James Clerk Maxwell didn't invent the earliest color photograph, but he invented the first that didn't fade into black and white when exposed to light.
Until James Clerk Maxwell developed the three-color method (which we've all absorbed since our earliest school days - all colors are based on combinations of red, green and blue light), color photographs were barely more permanent than memory, automatically reverting to Instagrammatic nostalgia.
Even Maxwell's timeless Tartan feels more like a Monet than a Man Ray, with shades leaping across the page like a quickly descending fog.
Or perhaps it's just a photo, after all.

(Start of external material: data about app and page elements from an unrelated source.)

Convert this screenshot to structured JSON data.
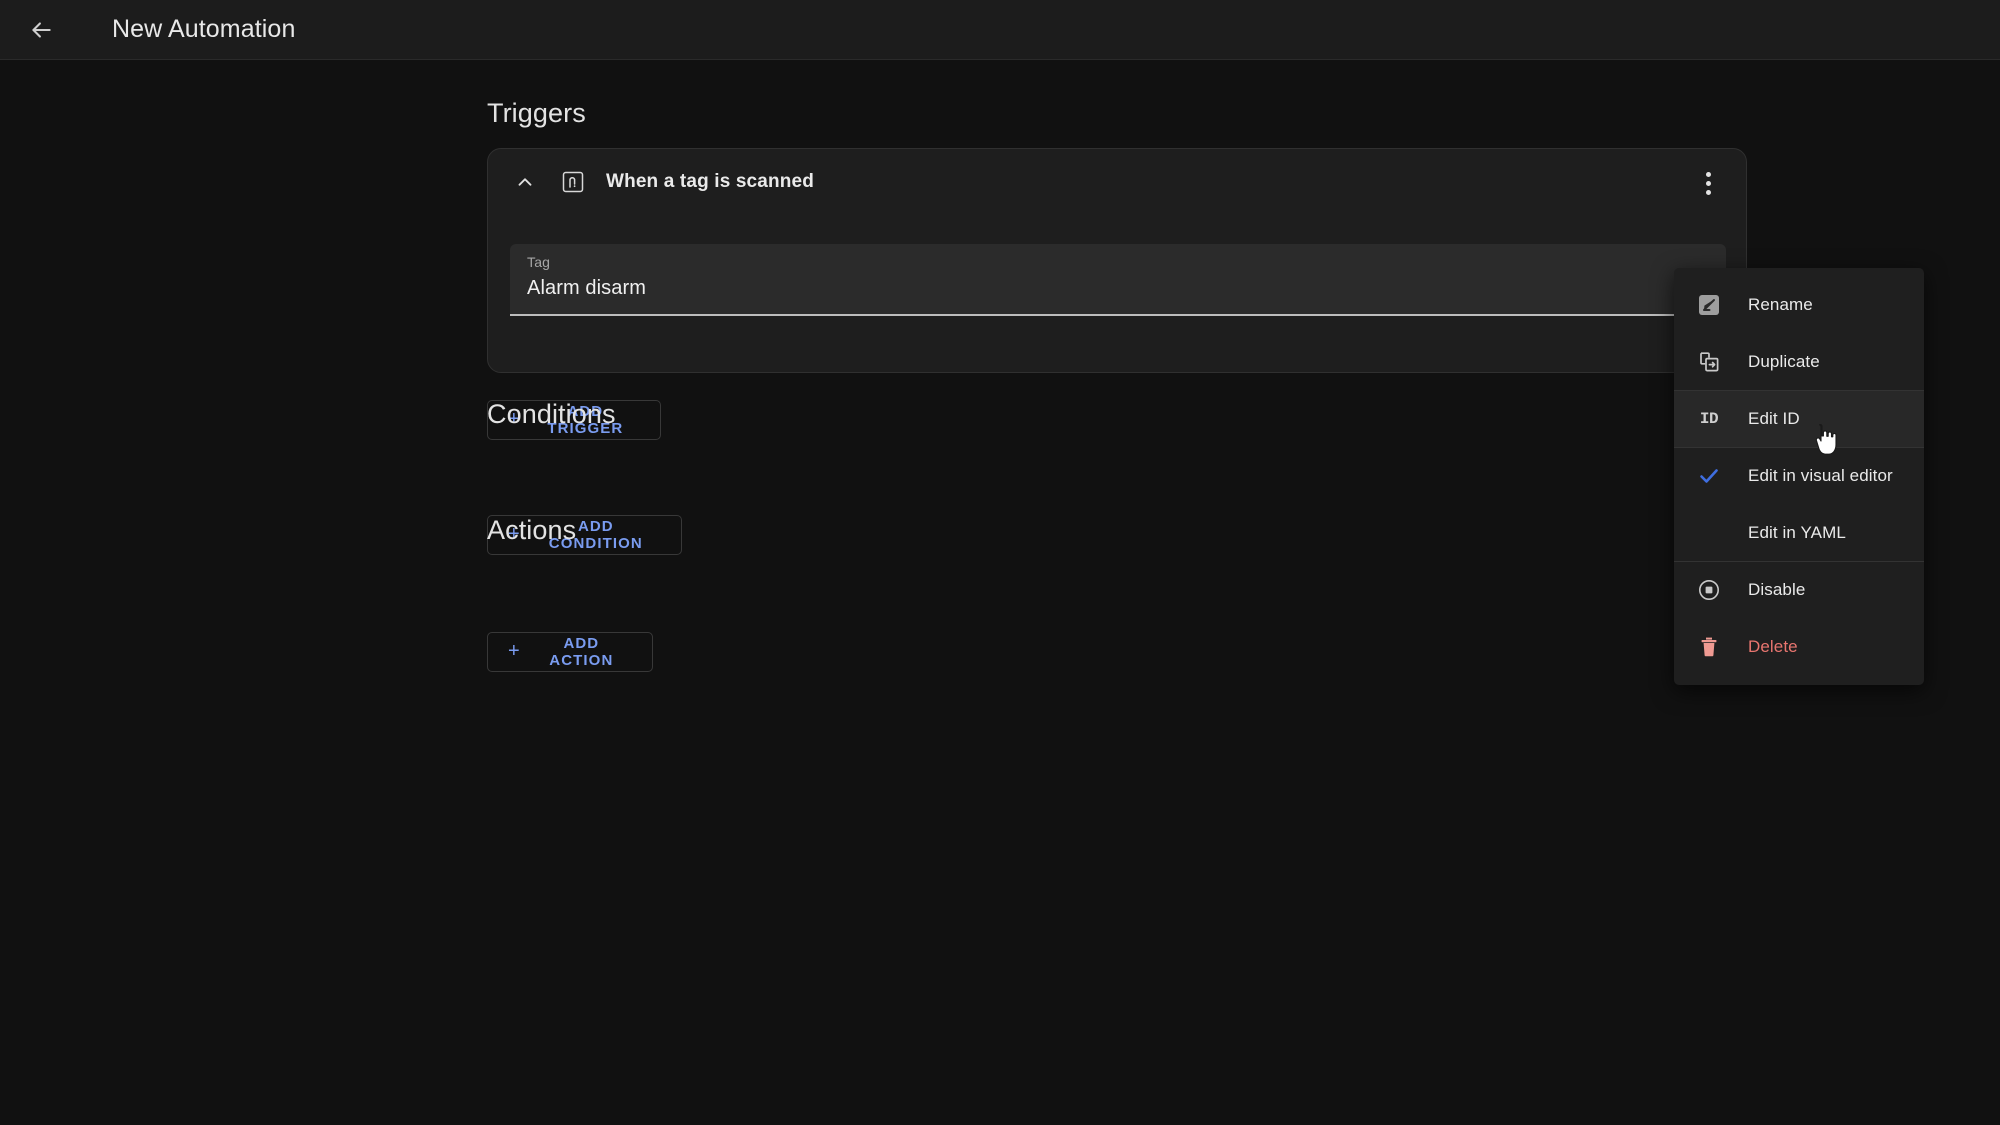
{
  "topbar": {
    "back_icon": "arrow-left-icon",
    "title": "New Automation"
  },
  "page": {
    "help_icon_label": "?",
    "background_color": "#111111",
    "accent_color": "#7a9cf0",
    "danger_color": "#e8756f"
  },
  "sections": {
    "triggers": {
      "heading": "Triggers",
      "add_button": {
        "label": "ADD TRIGGER",
        "plus": "+"
      }
    },
    "conditions": {
      "heading": "Conditions",
      "add_button": {
        "label": "ADD CONDITION",
        "plus": "+"
      }
    },
    "actions": {
      "heading": "Actions",
      "add_button": {
        "label": "ADD ACTION",
        "plus": "+"
      }
    }
  },
  "trigger_card": {
    "collapse_icon": "chevron-up-icon",
    "type_icon": "nfc-tag-icon",
    "title": "When a tag is scanned",
    "overflow_icon": "more-vertical-icon",
    "field": {
      "label": "Tag",
      "value": "Alarm disarm"
    }
  },
  "context_menu": {
    "items": [
      {
        "label": "Rename",
        "icon": "rename-pencil-icon",
        "divider_top": false,
        "highlight": false,
        "danger": false
      },
      {
        "label": "Duplicate",
        "icon": "duplicate-icon",
        "divider_top": false,
        "highlight": false,
        "danger": false
      },
      {
        "label": "Edit ID",
        "icon": "id-icon",
        "divider_top": true,
        "highlight": true,
        "danger": false
      },
      {
        "label": "Edit in visual editor",
        "icon": "check-icon",
        "divider_top": true,
        "highlight": false,
        "danger": false
      },
      {
        "label": "Edit in YAML",
        "icon": "none",
        "divider_top": false,
        "highlight": false,
        "danger": false
      },
      {
        "label": "Disable",
        "icon": "stop-circle-icon",
        "divider_top": true,
        "highlight": false,
        "danger": false
      },
      {
        "label": "Delete",
        "icon": "trash-icon",
        "divider_top": false,
        "highlight": false,
        "danger": true
      }
    ]
  }
}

The past never quite seems photo-realistic, and perhaps it's unfair of us to try and make it so.
This is 1861. It seems strange that none are alive to challenge this basic fact.